“We don’t care about solving hard problems in the autonomy space,” co-founder and CEO Gautam Narang says. “We don’t care about that. What we care about is introducing all the constraints that we can. Whatever helps us constrain the problem, we do that.”
Since Gatik formed in 2017, the company has defined its use case as the “middle mile”, somewhere between long-haul trucking and customer-facing delivery routes, connecting warehouses with retail stores and distribution centers. This means fixed, repeatable delivery routes roughly 15 km long. In addition, the vehicles use the right lane as often as possible and make as many right turns as possible to maximize safety and efficiency and mostly avoid more complicated maneuvers, such as unprotected left turns. Those sorts of restrictions would probably annoy human AV passengers but are of little consequence in a logistics-only operation. “This is the low-hanging fruit. We can target this in the near term and really scale this,” Narang says.

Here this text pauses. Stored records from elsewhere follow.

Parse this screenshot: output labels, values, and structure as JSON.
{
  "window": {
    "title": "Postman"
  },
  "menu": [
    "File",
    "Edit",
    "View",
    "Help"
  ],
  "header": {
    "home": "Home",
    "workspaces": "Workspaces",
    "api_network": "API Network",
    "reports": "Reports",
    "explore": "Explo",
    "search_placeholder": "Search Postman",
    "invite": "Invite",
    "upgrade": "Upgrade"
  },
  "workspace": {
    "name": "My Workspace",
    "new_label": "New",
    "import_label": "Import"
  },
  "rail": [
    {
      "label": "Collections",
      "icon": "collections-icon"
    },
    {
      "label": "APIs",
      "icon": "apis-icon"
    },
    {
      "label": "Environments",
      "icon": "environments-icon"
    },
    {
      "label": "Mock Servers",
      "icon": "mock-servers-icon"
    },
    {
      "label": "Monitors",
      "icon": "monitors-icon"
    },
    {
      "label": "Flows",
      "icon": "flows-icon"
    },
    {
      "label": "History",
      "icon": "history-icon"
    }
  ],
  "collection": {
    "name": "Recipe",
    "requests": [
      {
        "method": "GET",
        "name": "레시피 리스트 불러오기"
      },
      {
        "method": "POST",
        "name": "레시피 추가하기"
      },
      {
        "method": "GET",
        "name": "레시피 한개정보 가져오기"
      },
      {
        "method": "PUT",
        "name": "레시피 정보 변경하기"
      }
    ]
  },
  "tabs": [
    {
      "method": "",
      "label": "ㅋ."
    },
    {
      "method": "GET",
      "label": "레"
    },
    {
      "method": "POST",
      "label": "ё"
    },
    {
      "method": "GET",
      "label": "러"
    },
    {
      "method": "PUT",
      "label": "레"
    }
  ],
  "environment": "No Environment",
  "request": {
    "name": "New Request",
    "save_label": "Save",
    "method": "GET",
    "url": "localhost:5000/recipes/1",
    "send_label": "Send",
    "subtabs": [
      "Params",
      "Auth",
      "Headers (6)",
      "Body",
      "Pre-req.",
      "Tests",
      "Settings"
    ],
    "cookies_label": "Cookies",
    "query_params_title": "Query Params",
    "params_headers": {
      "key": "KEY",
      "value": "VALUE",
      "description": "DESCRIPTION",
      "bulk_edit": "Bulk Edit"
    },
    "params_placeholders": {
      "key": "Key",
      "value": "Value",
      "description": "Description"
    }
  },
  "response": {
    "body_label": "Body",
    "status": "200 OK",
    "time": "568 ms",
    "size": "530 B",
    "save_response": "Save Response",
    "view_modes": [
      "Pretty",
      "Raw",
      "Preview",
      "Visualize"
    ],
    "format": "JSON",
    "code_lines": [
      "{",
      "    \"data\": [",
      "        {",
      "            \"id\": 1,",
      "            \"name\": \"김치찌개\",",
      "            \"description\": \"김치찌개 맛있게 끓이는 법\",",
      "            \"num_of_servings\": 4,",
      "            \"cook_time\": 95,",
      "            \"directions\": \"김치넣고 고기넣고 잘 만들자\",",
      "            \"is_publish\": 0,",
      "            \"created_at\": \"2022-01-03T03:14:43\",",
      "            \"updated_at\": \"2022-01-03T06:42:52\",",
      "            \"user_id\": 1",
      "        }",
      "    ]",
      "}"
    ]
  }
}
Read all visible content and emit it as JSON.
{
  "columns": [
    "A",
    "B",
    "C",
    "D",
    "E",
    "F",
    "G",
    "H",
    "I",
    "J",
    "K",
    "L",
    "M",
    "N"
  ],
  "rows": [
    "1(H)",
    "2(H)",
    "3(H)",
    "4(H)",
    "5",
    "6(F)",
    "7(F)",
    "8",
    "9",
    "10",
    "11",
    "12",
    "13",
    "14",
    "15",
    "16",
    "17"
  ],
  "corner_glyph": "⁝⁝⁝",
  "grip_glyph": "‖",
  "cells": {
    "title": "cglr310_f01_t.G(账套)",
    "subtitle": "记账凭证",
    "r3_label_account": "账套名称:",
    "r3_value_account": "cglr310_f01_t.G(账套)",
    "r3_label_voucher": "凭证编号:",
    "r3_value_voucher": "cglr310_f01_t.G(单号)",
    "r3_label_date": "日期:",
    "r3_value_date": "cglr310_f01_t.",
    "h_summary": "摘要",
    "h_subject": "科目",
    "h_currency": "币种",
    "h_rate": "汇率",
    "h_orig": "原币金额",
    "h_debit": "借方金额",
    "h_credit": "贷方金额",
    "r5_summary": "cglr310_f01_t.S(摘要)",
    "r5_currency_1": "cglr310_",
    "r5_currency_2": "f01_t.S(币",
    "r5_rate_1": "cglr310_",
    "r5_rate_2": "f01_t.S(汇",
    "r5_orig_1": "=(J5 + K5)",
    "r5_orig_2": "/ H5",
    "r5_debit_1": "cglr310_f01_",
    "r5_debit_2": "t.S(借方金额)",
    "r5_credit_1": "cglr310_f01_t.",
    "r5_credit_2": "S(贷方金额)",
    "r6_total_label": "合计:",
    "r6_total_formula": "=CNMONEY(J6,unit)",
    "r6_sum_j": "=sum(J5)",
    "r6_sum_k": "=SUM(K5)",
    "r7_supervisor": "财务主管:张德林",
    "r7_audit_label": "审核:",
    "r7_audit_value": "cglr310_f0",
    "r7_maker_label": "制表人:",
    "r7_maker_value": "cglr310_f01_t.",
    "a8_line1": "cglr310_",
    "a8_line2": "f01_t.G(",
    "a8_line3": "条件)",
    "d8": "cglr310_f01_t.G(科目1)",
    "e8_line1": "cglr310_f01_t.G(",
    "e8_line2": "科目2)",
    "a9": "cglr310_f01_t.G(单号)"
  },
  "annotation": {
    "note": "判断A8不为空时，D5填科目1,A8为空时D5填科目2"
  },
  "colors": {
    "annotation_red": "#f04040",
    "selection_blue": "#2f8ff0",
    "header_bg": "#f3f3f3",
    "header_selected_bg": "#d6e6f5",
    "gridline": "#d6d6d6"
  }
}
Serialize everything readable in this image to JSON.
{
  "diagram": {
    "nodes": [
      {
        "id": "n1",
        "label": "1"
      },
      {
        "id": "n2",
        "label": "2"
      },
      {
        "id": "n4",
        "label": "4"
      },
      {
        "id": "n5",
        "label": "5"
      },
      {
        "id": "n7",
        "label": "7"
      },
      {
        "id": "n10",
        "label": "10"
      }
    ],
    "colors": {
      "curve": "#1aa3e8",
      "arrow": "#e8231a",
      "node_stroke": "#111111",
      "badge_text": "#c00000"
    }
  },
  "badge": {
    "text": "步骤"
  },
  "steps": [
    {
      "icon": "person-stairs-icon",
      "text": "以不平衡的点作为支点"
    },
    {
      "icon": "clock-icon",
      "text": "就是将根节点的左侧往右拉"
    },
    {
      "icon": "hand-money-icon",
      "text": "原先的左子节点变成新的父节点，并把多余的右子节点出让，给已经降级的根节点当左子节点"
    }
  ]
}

Via their current partnership with Walmart, and possibly other major retailers, it is reasonable to believe that the B2B “middle mile” use case is viable for early deployment in the US. Even if widespread AV adoption is increasingly seen as a long game, it would be interesting to see more mature niche use cases to keep the development going and contribute in figuring out key issues related to policy, acceptance, interaction, and so on.
Written by Victor Malmsten Lundgren, RISE.